ASSIGNMENT
Lines of the data that contain the word "Travis" are the ones to copy.

[[ DATA TO EXAMINE, beginning ]]

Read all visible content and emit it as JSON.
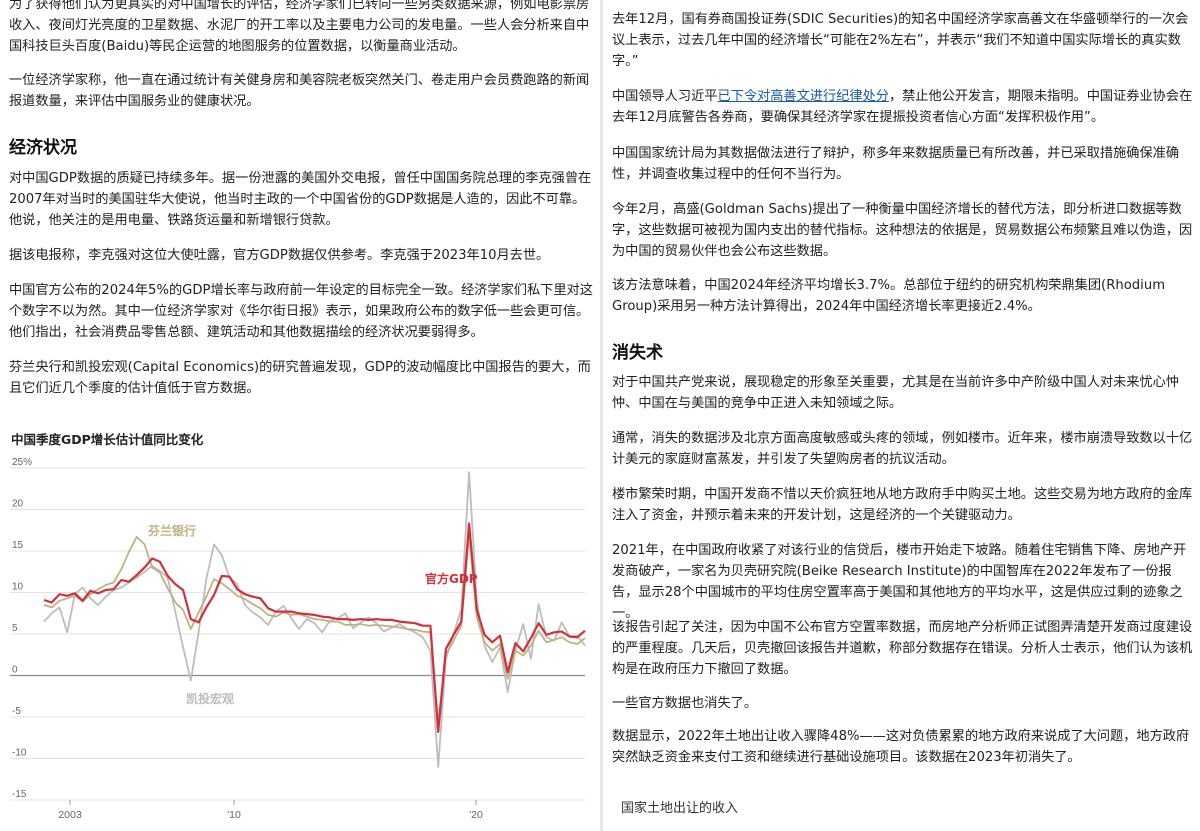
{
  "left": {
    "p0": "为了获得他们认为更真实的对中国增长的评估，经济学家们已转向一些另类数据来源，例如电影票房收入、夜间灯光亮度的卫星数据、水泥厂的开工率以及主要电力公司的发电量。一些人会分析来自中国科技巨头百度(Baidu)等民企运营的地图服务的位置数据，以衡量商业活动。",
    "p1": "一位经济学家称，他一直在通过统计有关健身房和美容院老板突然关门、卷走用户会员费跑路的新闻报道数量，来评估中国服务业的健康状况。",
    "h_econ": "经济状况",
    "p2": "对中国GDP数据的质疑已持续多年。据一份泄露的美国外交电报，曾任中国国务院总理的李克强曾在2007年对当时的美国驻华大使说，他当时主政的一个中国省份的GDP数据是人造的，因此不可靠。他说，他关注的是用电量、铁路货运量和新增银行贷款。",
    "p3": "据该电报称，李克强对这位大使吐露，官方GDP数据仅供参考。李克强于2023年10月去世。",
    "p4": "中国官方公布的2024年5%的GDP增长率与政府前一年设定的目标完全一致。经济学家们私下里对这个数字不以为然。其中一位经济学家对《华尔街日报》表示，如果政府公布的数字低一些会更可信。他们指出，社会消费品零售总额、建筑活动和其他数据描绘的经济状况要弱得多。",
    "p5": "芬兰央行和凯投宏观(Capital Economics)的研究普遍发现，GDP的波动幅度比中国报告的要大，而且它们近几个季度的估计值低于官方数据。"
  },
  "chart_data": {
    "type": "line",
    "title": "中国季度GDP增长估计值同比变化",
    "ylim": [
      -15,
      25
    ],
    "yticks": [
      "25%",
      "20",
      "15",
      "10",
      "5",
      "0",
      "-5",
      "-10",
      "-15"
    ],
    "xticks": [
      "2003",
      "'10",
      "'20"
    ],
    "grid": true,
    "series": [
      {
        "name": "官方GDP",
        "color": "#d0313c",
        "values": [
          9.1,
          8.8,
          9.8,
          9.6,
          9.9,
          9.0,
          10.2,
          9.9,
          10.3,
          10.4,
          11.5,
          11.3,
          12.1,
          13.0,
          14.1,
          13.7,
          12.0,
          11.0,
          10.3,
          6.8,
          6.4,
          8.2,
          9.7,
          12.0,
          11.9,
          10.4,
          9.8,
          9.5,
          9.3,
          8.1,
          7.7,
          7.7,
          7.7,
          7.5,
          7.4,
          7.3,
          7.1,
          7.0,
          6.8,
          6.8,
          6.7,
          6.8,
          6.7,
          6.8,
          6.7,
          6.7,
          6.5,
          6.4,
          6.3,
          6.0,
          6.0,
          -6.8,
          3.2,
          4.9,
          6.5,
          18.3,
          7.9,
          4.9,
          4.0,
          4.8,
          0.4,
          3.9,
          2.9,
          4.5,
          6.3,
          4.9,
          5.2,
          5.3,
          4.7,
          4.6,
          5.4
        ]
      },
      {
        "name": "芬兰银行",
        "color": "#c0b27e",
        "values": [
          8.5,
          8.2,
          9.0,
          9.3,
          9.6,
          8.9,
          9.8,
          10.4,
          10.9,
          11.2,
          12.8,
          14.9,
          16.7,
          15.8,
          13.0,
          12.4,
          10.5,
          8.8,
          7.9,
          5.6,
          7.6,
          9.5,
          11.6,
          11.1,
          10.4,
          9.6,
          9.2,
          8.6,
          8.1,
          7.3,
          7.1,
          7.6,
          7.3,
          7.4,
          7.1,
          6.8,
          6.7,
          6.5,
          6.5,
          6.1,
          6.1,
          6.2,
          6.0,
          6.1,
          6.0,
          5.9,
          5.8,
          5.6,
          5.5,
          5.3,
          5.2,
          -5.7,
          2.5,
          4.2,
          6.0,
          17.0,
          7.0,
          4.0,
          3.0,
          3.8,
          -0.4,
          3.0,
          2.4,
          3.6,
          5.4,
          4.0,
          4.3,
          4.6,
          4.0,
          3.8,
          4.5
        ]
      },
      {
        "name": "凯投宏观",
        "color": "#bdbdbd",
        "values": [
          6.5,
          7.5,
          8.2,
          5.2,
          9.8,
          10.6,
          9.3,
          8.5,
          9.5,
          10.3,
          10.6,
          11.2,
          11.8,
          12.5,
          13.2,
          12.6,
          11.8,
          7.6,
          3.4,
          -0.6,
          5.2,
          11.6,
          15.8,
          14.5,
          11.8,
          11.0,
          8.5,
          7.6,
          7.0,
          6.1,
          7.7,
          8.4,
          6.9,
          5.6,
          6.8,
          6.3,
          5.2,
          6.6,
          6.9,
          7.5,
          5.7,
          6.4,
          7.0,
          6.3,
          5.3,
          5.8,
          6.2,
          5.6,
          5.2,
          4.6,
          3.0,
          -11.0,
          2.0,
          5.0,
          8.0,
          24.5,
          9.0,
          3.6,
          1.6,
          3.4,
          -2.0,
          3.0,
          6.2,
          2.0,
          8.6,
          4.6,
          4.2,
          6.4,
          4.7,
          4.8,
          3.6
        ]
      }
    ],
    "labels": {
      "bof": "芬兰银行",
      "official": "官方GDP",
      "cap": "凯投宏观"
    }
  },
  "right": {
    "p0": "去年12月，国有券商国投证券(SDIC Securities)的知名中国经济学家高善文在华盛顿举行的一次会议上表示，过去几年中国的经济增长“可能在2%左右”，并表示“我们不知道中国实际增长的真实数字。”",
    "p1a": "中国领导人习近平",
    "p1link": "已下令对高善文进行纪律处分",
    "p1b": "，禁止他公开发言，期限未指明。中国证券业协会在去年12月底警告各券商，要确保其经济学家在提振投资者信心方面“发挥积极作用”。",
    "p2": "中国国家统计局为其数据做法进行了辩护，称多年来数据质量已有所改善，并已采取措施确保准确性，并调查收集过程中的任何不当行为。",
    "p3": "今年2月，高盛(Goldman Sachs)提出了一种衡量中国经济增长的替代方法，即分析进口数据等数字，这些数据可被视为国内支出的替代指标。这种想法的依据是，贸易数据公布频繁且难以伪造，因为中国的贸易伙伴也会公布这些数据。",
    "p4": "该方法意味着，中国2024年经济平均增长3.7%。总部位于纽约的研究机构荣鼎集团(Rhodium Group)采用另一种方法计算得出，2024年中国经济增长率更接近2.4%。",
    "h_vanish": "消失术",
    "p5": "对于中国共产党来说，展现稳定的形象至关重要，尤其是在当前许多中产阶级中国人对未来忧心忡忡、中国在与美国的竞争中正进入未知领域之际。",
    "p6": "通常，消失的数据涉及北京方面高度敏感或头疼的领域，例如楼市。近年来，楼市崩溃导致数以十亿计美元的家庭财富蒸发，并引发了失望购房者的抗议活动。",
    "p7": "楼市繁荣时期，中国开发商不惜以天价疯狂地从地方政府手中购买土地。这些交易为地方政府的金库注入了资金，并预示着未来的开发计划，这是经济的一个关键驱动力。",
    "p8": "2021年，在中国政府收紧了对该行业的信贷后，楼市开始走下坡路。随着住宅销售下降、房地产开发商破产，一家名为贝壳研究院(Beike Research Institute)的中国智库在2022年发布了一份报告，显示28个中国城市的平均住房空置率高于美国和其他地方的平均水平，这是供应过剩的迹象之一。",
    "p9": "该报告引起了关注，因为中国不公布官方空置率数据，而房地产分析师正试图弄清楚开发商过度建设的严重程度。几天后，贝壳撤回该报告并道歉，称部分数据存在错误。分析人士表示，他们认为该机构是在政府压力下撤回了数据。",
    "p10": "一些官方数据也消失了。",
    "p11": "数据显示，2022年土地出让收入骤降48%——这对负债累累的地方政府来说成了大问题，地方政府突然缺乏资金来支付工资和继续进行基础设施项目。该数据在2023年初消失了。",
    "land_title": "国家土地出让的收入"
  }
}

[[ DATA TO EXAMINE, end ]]
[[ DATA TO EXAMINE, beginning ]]

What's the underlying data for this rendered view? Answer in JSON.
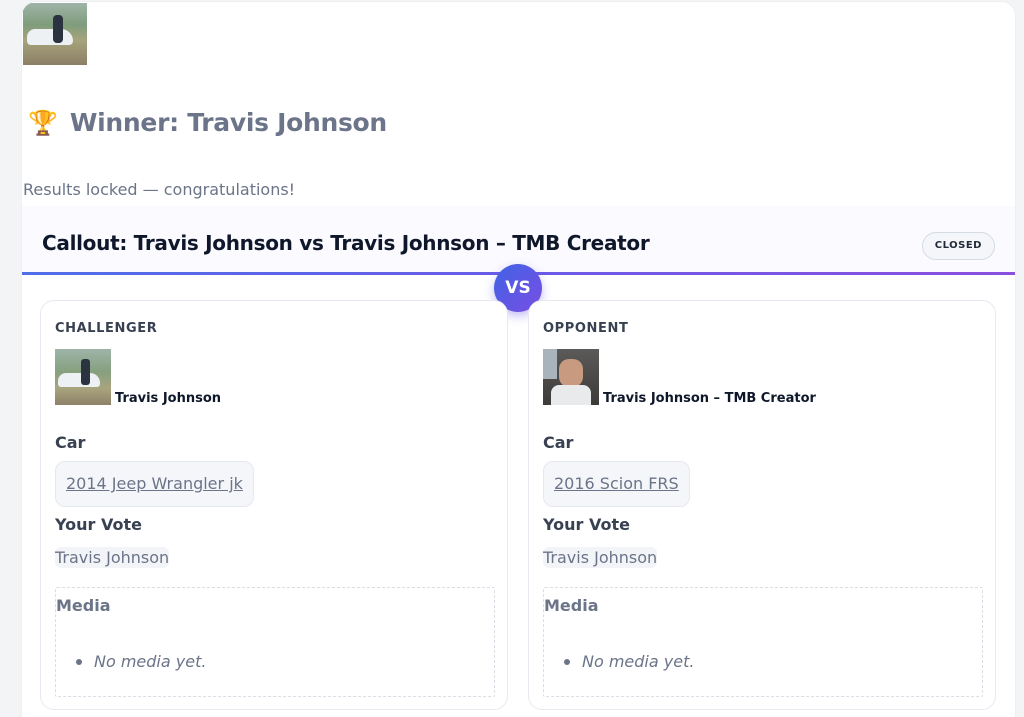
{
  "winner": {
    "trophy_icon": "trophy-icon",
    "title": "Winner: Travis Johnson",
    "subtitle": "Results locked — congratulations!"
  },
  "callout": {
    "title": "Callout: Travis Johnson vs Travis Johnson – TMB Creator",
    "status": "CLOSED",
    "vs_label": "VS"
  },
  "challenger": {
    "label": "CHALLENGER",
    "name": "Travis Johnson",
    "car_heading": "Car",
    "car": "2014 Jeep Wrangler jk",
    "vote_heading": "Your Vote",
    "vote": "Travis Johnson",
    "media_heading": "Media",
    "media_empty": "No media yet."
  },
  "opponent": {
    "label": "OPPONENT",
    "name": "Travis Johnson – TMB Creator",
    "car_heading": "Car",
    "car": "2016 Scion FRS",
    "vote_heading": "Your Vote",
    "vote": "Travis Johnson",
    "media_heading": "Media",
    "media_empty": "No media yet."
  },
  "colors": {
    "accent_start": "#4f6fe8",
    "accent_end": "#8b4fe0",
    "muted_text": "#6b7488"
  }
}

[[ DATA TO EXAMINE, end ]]

ANSWER TO THE EXERCISE
    "title": "Winner: Travis Johnson",
    "title": "Callout: Travis Johnson vs Travis Johnson – TMB Creator",
    "name": "Travis Johnson",
    "vote": "Travis Johnson",
    "name": "Travis Johnson – TMB Creator",
    "vote": "Travis Johnson",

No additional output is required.